It was a 1980’s political strategist working for George H.W. Bush that coined the phrase... perception is reality. While Lee Atwater gave this concept packaging in helping to elect the 41st President of the United States, politicians throughout history have utilized its premise to seek advantage. In Ron Chernow’s masterful biography, Washington: A Life, the first President’s instinctive application of this political maxim shines forth.

From his military strategy of diversion and improvisation during the Revolutionary War… or his resignations from power only to be drawn back to it by duty and ambition… to his habit of mounting a white steed to project strength and majesty before entering a town on official business… or his publicly regal lifestyle hiding struggles with cash flow and debt, Washington was a master of messaging. He also thought a great deal about posterity. Compelled by love of country, if not an eye toward reverence, he was meticulous in recording his life and managing his papers. And when it came time to exit the stage, he wanted to leave a lasting impression.

In his new book, Washington’s Farewell: The Founding Father’s Warning to Future Generations, John Avlon adds dimension to the impressions left by the first President through his farewell message and makes the case that Washington still has much to offer to America’s political discourse.

A highly accessible, fast-paced narrative, Washington’s Farewell was an excellent chaser to Chernow’s expansive examination of the President’s life. In unpacking Washington’s 6,000 word treatise on American citizenship, Avlon walks the President’s final message backwards from his time in office, then forward through the 19th and 20th centuries, showing how Washington’s experiences formed his perspectives on self-government and how the farewell has lived on long after its author.

Avlon’s readers also discover that the farewell message should not be disaggregated to support narrow propositions, as has often been the case since its publication.

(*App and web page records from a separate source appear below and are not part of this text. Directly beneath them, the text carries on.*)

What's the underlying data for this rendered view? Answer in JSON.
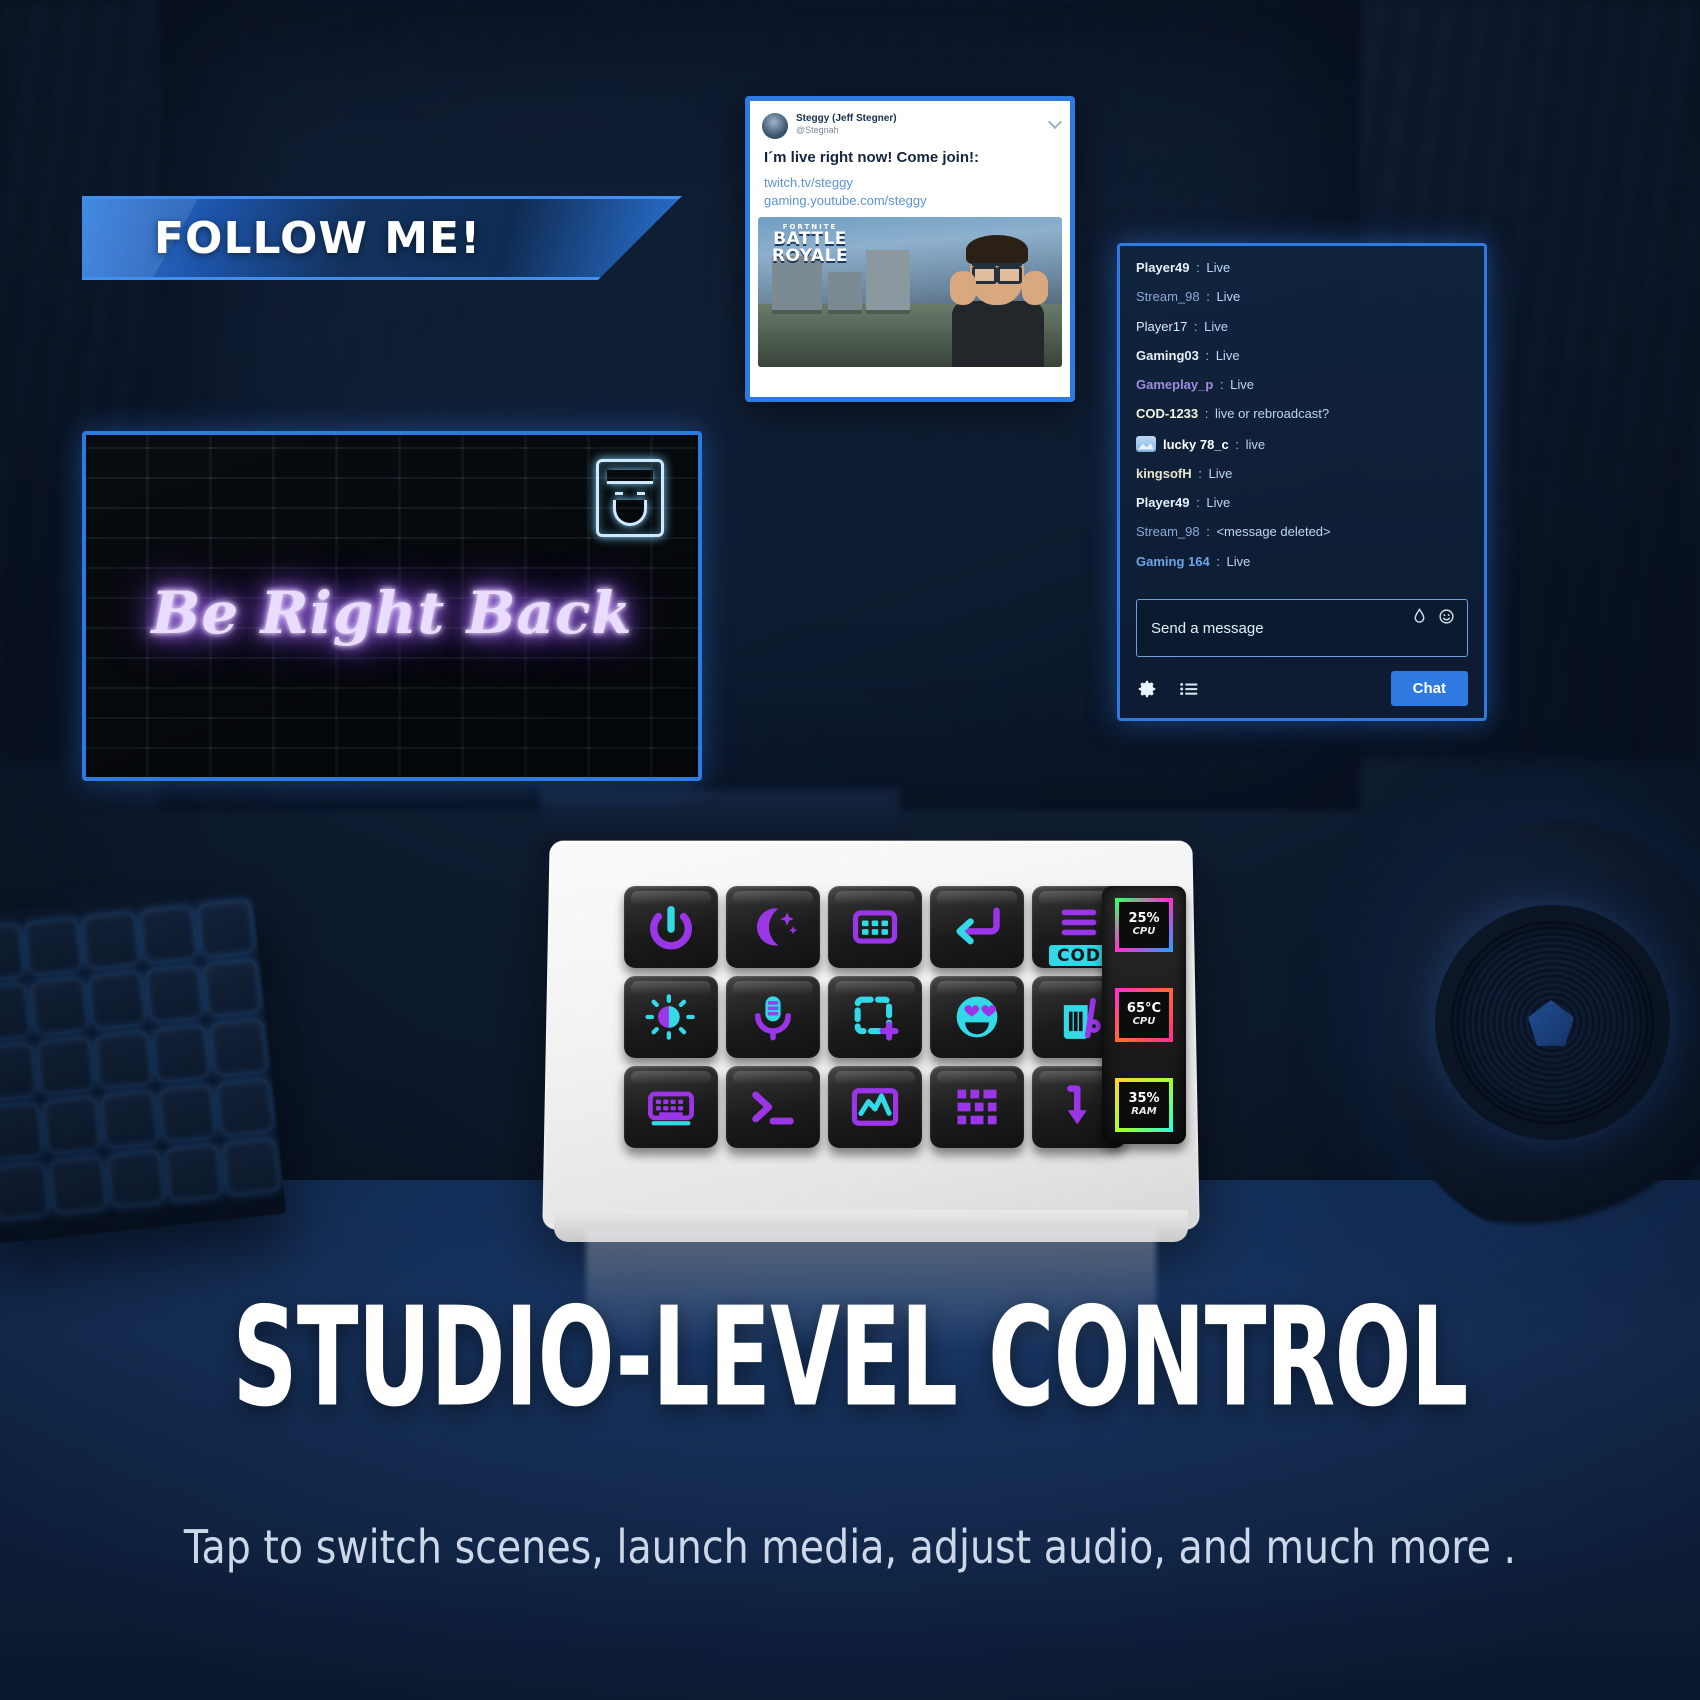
{
  "banner": {
    "label": "FOLLOW ME!"
  },
  "tweet": {
    "display_name": "Steggy (Jeff Stegner)",
    "handle": "@Stegnah",
    "message": "I´m live right now! Come join!:",
    "link1": "twitch.tv/steggy",
    "link2": "gaming.youtube.com/steggy",
    "media_logo_top": "FORTNITE",
    "media_logo_line1": "BATTLE",
    "media_logo_line2": "ROYALE",
    "caret_icon": "chevron-down-icon",
    "avatar_icon": "avatar"
  },
  "chat": {
    "messages": [
      {
        "user": "Player49",
        "sep": ":",
        "text": "Live",
        "badge": false,
        "user_color": "#e8f1fd",
        "bold": true
      },
      {
        "user": "Stream_98",
        "sep": ":",
        "text": "Live",
        "badge": false,
        "user_color": "#8aa9d8",
        "bold": false
      },
      {
        "user": "Player17",
        "sep": ":",
        "text": "Live",
        "badge": false,
        "user_color": "#dfe9f7",
        "bold": false
      },
      {
        "user": "Gaming03",
        "sep": ":",
        "text": "Live",
        "badge": false,
        "user_color": "#e8f1fd",
        "bold": true
      },
      {
        "user": "Gameplay_p",
        "sep": ":",
        "text": "Live",
        "badge": false,
        "user_color": "#9f8ae0",
        "bold": true
      },
      {
        "user": "COD-1233",
        "sep": ":",
        "text": "live or rebroadcast?",
        "badge": false,
        "user_color": "#f2f2e2",
        "bold": true
      },
      {
        "user": "lucky 78_c",
        "sep": ":",
        "text": "live",
        "badge": true,
        "user_color": "#ffffff",
        "bold": true
      },
      {
        "user": "kingsofH",
        "sep": ":",
        "text": "Live",
        "badge": false,
        "user_color": "#e6e6c8",
        "bold": true
      },
      {
        "user": "Player49",
        "sep": ":",
        "text": "Live",
        "badge": false,
        "user_color": "#e8f1fd",
        "bold": true
      },
      {
        "user": "Stream_98",
        "sep": ":",
        "text": "<message deleted>",
        "badge": false,
        "user_color": "#8aa9d8",
        "bold": false
      },
      {
        "user": "Gaming 164",
        "sep": ":",
        "text": "Live",
        "badge": false,
        "user_color": "#6fa4e8",
        "bold": true
      }
    ],
    "input_placeholder": "Send a message",
    "input_icon_1": "bits-icon",
    "input_icon_2": "emoji-icon",
    "gear_icon": "gear-icon",
    "list_icon": "list-icon",
    "send_button_label": "Chat",
    "accent_color": "#2f7ae0"
  },
  "brb": {
    "neon_text": "Be Right Back",
    "face_icon": "bearded-face-icon",
    "neon_color": "#c08cff"
  },
  "keypad": {
    "keys": [
      {
        "icon": "power-icon",
        "label": ""
      },
      {
        "icon": "moon-sparkle-icon",
        "label": ""
      },
      {
        "icon": "keypad-grid-icon",
        "label": ""
      },
      {
        "icon": "return-arrow-icon",
        "label": ""
      },
      {
        "icon": "menu-lines-icon",
        "label": "COD"
      },
      {
        "icon": "brightness-icon",
        "label": ""
      },
      {
        "icon": "microphone-icon",
        "label": ""
      },
      {
        "icon": "screenshot-add-icon",
        "label": ""
      },
      {
        "icon": "heart-eyes-emoji-icon",
        "label": ""
      },
      {
        "icon": "trash-icon",
        "label": ""
      },
      {
        "icon": "keyboard-icon",
        "label": ""
      },
      {
        "icon": "terminal-icon",
        "label": ""
      },
      {
        "icon": "chart-monitor-icon",
        "label": ""
      },
      {
        "icon": "pixel-grid-icon",
        "label": ""
      },
      {
        "icon": "download-arrow-icon",
        "label": ""
      }
    ],
    "status_strip": [
      {
        "value": "25%",
        "label": "CPU"
      },
      {
        "value": "65°C",
        "label": "CPU"
      },
      {
        "value": "35%",
        "label": "RAM"
      }
    ]
  },
  "footer": {
    "headline": "STUDIO-LEVEL CONTROL",
    "subhead": "Tap to switch scenes, launch media, adjust audio, and much more ."
  }
}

Its various components are not built upon mutually exclusive ideas but derive value through interdependence. It should be interpreted holistically to glean the guiding principles upon which the original work was based.

In calling for a reconsideration of Washington’s farewell, Avlon is arguing for a need to “reflect on first principles” rather than a return to political or social norms of the day. The first President’s final words on the American experiment, he suggests, can still serve as a broad model for discourse and direction. But you have to take its full measure to minimize the gap between perception and reality and apply its wisdom to the current challenges facing the republic.